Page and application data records
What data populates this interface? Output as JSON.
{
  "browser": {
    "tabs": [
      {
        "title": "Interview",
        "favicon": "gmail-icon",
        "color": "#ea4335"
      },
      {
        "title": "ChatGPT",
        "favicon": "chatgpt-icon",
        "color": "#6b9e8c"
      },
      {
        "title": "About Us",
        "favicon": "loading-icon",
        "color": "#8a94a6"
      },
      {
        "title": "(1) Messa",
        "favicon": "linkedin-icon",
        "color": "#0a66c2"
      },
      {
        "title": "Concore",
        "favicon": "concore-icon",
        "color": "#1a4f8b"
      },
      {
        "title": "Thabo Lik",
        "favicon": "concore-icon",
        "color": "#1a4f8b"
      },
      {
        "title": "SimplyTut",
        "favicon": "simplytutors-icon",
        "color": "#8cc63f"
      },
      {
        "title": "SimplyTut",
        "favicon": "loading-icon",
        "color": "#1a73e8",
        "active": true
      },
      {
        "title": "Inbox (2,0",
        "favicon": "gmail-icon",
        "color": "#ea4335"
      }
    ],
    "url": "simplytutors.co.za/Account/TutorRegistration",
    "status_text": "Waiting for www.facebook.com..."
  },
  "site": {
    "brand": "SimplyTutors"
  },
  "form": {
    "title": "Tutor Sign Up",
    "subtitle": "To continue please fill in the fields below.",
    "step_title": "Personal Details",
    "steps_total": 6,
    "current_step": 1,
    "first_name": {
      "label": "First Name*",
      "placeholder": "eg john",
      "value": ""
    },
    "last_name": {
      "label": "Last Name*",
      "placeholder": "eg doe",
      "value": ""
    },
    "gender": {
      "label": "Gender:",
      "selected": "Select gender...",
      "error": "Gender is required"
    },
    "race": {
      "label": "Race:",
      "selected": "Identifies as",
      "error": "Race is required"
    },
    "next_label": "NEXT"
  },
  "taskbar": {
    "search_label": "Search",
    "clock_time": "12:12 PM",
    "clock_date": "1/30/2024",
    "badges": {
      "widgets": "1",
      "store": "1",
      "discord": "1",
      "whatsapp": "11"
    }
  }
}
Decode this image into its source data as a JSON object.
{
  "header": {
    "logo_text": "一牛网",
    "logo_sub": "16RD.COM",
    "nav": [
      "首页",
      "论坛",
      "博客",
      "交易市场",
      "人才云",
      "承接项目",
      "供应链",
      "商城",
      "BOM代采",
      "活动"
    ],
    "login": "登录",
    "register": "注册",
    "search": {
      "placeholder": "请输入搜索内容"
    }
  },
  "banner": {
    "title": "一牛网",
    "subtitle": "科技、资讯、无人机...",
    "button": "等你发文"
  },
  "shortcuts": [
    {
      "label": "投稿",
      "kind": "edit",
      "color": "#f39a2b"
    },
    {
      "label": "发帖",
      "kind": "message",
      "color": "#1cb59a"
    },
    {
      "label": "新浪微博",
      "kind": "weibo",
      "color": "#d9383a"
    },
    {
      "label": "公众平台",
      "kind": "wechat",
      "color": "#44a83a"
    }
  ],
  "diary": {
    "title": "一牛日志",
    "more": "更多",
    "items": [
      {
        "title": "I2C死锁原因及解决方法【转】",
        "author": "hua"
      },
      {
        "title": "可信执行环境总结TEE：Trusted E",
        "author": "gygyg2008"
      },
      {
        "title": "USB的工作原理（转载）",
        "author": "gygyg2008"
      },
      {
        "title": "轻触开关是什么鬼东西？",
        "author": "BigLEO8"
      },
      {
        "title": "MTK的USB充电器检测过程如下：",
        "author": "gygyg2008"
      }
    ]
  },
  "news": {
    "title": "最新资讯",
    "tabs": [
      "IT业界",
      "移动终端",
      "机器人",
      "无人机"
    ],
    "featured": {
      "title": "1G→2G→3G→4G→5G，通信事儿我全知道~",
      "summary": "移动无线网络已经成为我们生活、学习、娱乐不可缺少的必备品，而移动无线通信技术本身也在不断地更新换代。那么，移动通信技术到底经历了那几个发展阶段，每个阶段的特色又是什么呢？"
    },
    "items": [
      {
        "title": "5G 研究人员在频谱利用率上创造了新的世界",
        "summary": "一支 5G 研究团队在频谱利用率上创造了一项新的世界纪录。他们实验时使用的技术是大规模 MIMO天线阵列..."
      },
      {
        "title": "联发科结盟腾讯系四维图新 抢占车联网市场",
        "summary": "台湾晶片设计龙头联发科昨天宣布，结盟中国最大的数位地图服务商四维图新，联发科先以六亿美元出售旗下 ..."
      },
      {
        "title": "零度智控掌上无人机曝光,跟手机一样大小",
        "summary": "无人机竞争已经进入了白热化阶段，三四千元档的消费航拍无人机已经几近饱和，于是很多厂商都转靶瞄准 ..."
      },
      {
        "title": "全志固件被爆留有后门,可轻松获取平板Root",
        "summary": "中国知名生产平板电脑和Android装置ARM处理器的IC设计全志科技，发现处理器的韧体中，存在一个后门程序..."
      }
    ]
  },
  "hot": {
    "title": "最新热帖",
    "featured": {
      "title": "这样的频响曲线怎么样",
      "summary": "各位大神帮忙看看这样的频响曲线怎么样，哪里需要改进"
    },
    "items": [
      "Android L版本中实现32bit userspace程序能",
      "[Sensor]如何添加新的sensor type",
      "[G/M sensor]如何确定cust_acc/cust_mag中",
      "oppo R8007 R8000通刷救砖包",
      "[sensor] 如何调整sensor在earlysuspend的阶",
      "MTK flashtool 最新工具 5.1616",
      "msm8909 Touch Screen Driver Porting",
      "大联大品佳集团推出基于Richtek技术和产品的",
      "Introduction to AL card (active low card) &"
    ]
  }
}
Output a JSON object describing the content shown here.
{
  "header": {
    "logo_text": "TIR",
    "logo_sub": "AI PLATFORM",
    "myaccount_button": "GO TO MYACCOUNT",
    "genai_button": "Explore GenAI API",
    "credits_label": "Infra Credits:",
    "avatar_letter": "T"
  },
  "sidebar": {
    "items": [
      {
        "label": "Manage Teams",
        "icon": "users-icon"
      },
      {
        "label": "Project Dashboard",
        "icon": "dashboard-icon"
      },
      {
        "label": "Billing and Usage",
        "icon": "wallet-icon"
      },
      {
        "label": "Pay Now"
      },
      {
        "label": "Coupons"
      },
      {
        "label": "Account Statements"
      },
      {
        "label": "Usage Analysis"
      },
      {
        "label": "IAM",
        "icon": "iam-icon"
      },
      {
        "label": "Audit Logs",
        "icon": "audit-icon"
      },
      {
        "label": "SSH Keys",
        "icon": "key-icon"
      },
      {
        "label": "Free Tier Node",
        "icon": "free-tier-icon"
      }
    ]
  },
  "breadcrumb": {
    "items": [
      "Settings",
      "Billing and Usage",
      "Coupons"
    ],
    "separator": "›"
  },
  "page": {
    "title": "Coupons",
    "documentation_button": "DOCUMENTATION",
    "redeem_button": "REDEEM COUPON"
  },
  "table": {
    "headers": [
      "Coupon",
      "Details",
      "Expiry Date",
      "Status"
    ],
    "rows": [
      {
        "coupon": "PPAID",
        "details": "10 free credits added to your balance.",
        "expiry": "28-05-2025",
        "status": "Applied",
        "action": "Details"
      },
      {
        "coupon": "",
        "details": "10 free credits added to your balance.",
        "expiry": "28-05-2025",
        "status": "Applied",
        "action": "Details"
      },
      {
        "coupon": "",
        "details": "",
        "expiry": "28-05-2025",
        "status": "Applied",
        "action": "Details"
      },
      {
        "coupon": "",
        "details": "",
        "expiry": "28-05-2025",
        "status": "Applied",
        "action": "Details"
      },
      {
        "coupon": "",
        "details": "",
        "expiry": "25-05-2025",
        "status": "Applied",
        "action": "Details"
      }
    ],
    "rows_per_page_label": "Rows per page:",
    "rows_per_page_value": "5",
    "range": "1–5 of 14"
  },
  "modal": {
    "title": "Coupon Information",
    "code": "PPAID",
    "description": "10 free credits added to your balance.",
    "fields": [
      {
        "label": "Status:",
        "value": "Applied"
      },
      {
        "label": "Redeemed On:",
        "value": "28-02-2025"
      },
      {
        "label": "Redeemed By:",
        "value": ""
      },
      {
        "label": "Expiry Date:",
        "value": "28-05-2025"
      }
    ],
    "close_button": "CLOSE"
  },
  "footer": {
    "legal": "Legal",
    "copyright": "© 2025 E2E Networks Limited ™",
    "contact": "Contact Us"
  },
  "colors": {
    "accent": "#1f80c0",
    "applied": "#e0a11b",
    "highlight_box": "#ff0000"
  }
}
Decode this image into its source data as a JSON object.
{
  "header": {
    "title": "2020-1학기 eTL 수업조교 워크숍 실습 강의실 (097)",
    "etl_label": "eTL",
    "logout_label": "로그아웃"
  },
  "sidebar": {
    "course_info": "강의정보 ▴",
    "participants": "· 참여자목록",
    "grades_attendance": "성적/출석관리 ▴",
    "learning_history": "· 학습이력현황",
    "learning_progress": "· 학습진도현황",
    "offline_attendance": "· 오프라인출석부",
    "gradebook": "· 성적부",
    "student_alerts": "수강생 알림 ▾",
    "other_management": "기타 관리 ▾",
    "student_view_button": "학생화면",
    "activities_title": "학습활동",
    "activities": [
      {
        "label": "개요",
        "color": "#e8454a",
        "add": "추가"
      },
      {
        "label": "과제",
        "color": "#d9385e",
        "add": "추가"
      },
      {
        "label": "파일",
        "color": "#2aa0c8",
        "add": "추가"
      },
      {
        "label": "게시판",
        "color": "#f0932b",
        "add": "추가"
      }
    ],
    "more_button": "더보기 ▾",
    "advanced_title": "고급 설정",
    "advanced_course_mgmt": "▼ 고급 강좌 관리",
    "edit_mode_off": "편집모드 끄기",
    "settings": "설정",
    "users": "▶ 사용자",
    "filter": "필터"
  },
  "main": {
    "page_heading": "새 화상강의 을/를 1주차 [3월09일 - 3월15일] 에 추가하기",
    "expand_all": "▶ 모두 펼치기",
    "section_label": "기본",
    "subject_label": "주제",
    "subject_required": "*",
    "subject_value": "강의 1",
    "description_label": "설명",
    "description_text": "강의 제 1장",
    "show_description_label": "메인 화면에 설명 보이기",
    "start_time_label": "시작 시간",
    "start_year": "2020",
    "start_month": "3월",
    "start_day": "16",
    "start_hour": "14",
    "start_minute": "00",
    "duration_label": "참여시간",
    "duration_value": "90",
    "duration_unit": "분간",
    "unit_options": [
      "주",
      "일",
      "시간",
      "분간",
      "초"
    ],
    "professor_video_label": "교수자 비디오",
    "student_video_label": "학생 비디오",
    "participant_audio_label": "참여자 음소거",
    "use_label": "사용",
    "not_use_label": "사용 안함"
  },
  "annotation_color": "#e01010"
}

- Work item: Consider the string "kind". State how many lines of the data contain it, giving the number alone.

- Answer for this exercise: 4